**What the task requires**
Every entry is to be returned exactly as it stands; the pictures are to be dropped.

**Records for this task**
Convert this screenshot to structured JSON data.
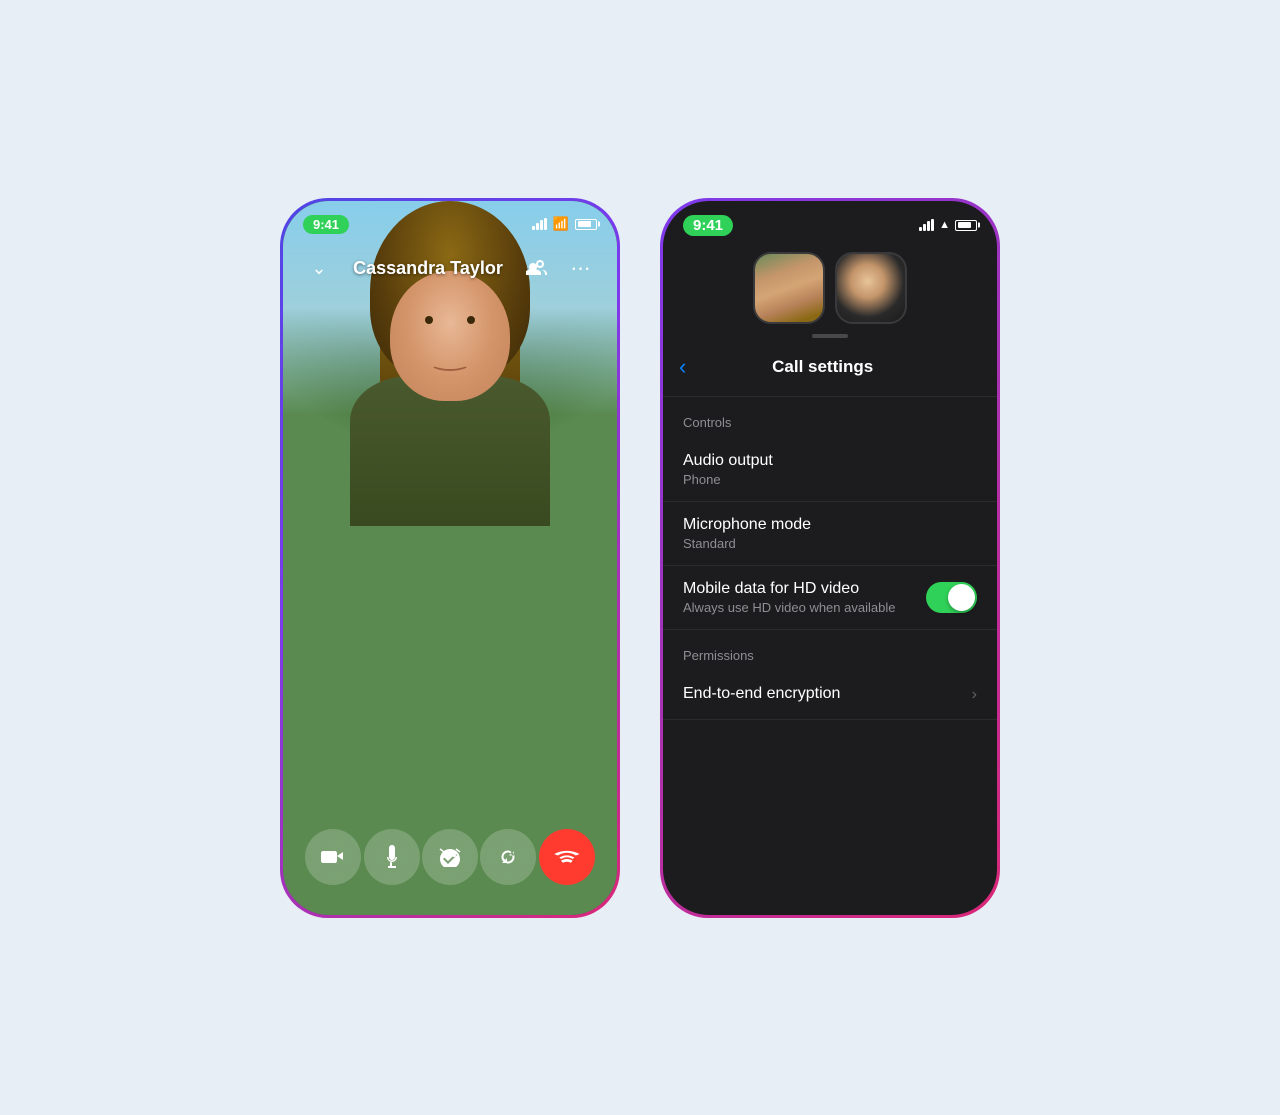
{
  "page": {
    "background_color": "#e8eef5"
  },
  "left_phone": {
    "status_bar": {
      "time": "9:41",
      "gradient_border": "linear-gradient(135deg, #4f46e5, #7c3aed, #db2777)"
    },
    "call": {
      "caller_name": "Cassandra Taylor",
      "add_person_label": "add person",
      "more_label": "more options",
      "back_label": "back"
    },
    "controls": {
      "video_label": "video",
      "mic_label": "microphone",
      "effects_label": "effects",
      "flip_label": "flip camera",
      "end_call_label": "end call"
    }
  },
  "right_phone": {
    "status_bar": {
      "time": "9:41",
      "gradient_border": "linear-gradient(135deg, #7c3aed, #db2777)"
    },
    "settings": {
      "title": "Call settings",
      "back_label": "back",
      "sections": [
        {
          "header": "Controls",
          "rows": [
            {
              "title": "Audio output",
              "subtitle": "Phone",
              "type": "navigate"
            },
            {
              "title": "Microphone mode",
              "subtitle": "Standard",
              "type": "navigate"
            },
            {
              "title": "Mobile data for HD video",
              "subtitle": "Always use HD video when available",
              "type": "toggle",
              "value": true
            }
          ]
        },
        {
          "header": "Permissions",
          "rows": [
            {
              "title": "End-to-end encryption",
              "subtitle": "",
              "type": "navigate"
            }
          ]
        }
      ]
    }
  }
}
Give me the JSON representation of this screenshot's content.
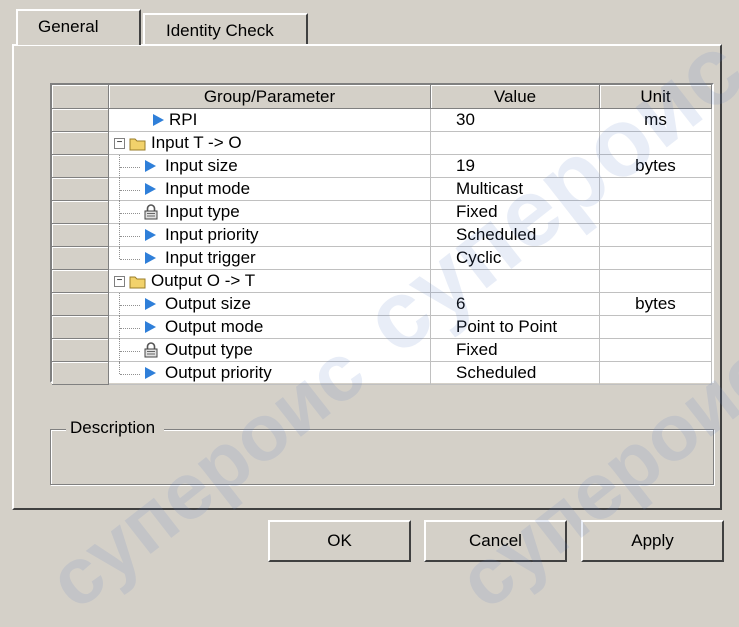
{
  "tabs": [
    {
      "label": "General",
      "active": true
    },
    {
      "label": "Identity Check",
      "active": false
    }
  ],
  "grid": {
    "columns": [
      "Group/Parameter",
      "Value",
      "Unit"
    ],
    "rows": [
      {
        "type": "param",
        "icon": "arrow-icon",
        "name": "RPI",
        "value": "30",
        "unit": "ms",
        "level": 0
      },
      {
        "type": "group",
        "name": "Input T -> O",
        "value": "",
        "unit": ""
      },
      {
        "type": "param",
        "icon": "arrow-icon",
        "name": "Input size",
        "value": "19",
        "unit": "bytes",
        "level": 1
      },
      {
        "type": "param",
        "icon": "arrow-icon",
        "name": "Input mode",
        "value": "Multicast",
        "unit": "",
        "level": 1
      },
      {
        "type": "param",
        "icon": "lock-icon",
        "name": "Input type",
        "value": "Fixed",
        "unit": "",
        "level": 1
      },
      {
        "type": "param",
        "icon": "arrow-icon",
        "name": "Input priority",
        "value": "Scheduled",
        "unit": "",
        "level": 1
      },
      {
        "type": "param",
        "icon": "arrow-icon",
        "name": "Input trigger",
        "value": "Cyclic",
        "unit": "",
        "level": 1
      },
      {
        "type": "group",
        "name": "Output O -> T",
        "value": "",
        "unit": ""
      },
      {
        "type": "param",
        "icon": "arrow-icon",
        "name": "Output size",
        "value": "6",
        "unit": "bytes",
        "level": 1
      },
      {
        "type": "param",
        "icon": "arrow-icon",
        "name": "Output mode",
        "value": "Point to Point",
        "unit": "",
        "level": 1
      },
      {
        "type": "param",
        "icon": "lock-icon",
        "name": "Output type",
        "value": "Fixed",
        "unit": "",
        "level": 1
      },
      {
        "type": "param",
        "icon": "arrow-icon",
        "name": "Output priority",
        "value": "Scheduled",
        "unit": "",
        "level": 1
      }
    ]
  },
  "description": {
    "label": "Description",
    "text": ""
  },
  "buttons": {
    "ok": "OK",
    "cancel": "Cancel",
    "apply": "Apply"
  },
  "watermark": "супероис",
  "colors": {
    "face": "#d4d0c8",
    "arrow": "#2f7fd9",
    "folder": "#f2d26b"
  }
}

**Task answer**
Convert this screenshot to structured JSON data.
{
  "page": {
    "background_color": "#e8eef5"
  },
  "left_phone": {
    "status_bar": {
      "time": "9:41",
      "gradient_border": "linear-gradient(135deg, #4f46e5, #7c3aed, #db2777)"
    },
    "call": {
      "caller_name": "Cassandra Taylor",
      "add_person_label": "add person",
      "more_label": "more options",
      "back_label": "back"
    },
    "controls": {
      "video_label": "video",
      "mic_label": "microphone",
      "effects_label": "effects",
      "flip_label": "flip camera",
      "end_call_label": "end call"
    }
  },
  "right_phone": {
    "status_bar": {
      "time": "9:41",
      "gradient_border": "linear-gradient(135deg, #7c3aed, #db2777)"
    },
    "settings": {
      "title": "Call settings",
      "back_label": "back",
      "sections": [
        {
          "header": "Controls",
          "rows": [
            {
              "title": "Audio output",
              "subtitle": "Phone",
              "type": "navigate"
            },
            {
              "title": "Microphone mode",
              "subtitle": "Standard",
              "type": "navigate"
            },
            {
              "title": "Mobile data for HD video",
              "subtitle": "Always use HD video when available",
              "type": "toggle",
              "value": true
            }
          ]
        },
        {
          "header": "Permissions",
          "rows": [
            {
              "title": "End-to-end encryption",
              "subtitle": "",
              "type": "navigate"
            }
          ]
        }
      ]
    }
  }
}
Give me the JSON representation of this screenshot's content.
{
  "tabs": [
    {
      "label": "General",
      "active": true
    },
    {
      "label": "Identity Check",
      "active": false
    }
  ],
  "grid": {
    "columns": [
      "Group/Parameter",
      "Value",
      "Unit"
    ],
    "rows": [
      {
        "type": "param",
        "icon": "arrow-icon",
        "name": "RPI",
        "value": "30",
        "unit": "ms",
        "level": 0
      },
      {
        "type": "group",
        "name": "Input T -> O",
        "value": "",
        "unit": ""
      },
      {
        "type": "param",
        "icon": "arrow-icon",
        "name": "Input size",
        "value": "19",
        "unit": "bytes",
        "level": 1
      },
      {
        "type": "param",
        "icon": "arrow-icon",
        "name": "Input mode",
        "value": "Multicast",
        "unit": "",
        "level": 1
      },
      {
        "type": "param",
        "icon": "lock-icon",
        "name": "Input type",
        "value": "Fixed",
        "unit": "",
        "level": 1
      },
      {
        "type": "param",
        "icon": "arrow-icon",
        "name": "Input priority",
        "value": "Scheduled",
        "unit": "",
        "level": 1
      },
      {
        "type": "param",
        "icon": "arrow-icon",
        "name": "Input trigger",
        "value": "Cyclic",
        "unit": "",
        "level": 1
      },
      {
        "type": "group",
        "name": "Output O -> T",
        "value": "",
        "unit": ""
      },
      {
        "type": "param",
        "icon": "arrow-icon",
        "name": "Output size",
        "value": "6",
        "unit": "bytes",
        "level": 1
      },
      {
        "type": "param",
        "icon": "arrow-icon",
        "name": "Output mode",
        "value": "Point to Point",
        "unit": "",
        "level": 1
      },
      {
        "type": "param",
        "icon": "lock-icon",
        "name": "Output type",
        "value": "Fixed",
        "unit": "",
        "level": 1
      },
      {
        "type": "param",
        "icon": "arrow-icon",
        "name": "Output priority",
        "value": "Scheduled",
        "unit": "",
        "level": 1
      }
    ]
  },
  "description": {
    "label": "Description",
    "text": ""
  },
  "buttons": {
    "ok": "OK",
    "cancel": "Cancel",
    "apply": "Apply"
  },
  "watermark": "супероис",
  "colors": {
    "face": "#d4d0c8",
    "arrow": "#2f7fd9",
    "folder": "#f2d26b"
  }
}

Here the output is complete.